An important part of being an intellectual or researcher or scholar is to ask the right questions. It is quite noticeable that bringing up the question of whether capitalism or socialism works best for America is a foolproof way for certain public figures and public intellectuals in America to stoke popular emotions and passions, which in turn garners these figures and intellectuals a certain degree of attention and publicity. However, such attention-seeking and impositions of ego miss the mark in terms of what a contemporary intellectual or researcher or scholar should be asking in the type of economic, political, and social climate we are currently in as an international community and international society.

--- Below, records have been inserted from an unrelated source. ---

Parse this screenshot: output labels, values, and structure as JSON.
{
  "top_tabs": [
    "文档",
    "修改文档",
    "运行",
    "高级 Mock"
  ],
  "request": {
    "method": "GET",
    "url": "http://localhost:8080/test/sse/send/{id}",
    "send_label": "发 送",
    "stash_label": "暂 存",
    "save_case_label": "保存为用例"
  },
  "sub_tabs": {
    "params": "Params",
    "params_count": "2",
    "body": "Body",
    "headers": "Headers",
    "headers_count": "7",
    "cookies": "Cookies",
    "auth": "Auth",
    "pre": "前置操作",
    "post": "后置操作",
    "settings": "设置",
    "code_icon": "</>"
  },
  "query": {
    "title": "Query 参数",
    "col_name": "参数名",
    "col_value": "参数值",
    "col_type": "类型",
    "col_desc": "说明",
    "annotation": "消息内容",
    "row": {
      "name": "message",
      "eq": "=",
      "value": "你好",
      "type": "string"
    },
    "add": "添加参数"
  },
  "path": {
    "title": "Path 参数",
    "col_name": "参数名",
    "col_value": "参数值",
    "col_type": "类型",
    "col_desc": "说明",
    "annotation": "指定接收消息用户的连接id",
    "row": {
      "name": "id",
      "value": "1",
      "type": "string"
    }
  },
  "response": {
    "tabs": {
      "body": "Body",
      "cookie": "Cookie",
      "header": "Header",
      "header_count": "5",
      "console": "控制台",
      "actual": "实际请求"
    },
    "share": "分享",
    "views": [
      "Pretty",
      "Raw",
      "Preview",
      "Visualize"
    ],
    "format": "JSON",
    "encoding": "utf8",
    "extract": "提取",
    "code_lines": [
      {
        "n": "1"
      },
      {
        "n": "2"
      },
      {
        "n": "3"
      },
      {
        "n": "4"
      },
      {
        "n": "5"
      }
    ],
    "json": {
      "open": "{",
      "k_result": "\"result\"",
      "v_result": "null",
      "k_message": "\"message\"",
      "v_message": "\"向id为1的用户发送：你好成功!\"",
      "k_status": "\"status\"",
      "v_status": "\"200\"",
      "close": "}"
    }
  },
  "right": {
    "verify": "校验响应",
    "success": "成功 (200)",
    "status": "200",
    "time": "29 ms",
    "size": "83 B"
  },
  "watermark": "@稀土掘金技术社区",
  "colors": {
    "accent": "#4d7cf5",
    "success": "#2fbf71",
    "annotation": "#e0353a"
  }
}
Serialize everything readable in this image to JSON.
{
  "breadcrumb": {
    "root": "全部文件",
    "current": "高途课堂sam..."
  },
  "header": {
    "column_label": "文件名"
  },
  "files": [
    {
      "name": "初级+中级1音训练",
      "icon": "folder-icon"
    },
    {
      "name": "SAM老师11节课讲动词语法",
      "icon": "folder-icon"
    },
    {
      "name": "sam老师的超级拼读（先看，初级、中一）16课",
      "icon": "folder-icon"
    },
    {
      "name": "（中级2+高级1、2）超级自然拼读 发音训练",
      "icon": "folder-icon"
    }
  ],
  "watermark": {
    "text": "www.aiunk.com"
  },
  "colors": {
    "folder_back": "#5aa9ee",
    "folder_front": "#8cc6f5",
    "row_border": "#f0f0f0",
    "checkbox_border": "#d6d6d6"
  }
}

Plus, when fifty or sixty families dominate both American government and American society, the question of whether grassroots capitalism or top-down socialism works best for America is less relevant than asking how attitudes and lifestyle have been impacted by what is essentially a feudal or “neo-feudal” system. As a result, the issue of attitudes and lifestyle takes precedence, and this issue transcends a defunct and obsolete dichotomy and intellectual exercise such as the one dealing with the debate over whether capitalism or socialism works best for people. And as history has shown, feudal systems can go through dramatic economic, political, and social upheaval when technological changes and evolutions take root. In turn, the technological changes and evolutions we are experiencing now are unprecedented in history.
Thus, the fostering of a “quantum mind” in a feudal or “neo-feudal” environment is an odd occurrence or phenomenon which perhaps has little to no rational or scientific explanation, even though globalization and technology can enable such an occurrence or phenomenon to take root on a larger scale. And as Alexander Wendt subtly noted in the conclusion of one of his latest books – the title of which is “Quantum Mind and Social Science: Unifying Physical and Social Ontology” – the issue of “science” and particularly the study of the human mind is becoming more an issue of ontology and metaphysics rather than an empirical or “scientific” issue. And as mentioned before, in the postmodern environment that we find ourselves in today, the four competing “ontological states” are liberal, populist, Marxist, and religious in nature.
But one of the major problems which exist in “quantum decision-making” and is a problem which carries over from the “classical” approach towards decision-making and strategy is the issue of choosing or making a tradeoff between “incommensurate alternatives” or “incompatible observables.” The best answer or solution I could find for this problem or question is the axiom or principle which states that “strategy changes with context.” Assigning preference or value to “incommensurate alternatives” or “incompatible observables” in an “indefinite state” such as the one we find ourselves in at the moment is not only pointless, but eventually, the assignment of normative preference and value to incommensurate and incompatible alternatives and observables is overridden by the pressure and weight of both context and situation.
And from an international relations perspective, both “critical international relations theory” and a “quantum” approach to international relations converge in the sense that the directionality or trajectory of both schools is arguably the protection of pluralism from both an intellectual and social standpoint. To a certain extent, postmodern thought translates into an elucidation or re-examination of perspectives and viewpoints which have long been marginalized as a result of mainstream liberal and hegemonic discourse, such as indigenous thought, postcolonial thought, Eastern thought, and environmentalism. But with the diminution of liberal ontology and the elucidation or perhaps even the resurrection of marginalized ontological perspectives and ontological states as a result of the postmodern age comes a certain degree of social turbulence and social upheaval which in turn offers no clear-cut, rational, or “scientific” solutions towards overcoming the ontological turbulence and upheaval that has assumed a global scale as a result of advancements and evolutions in globalization and technology.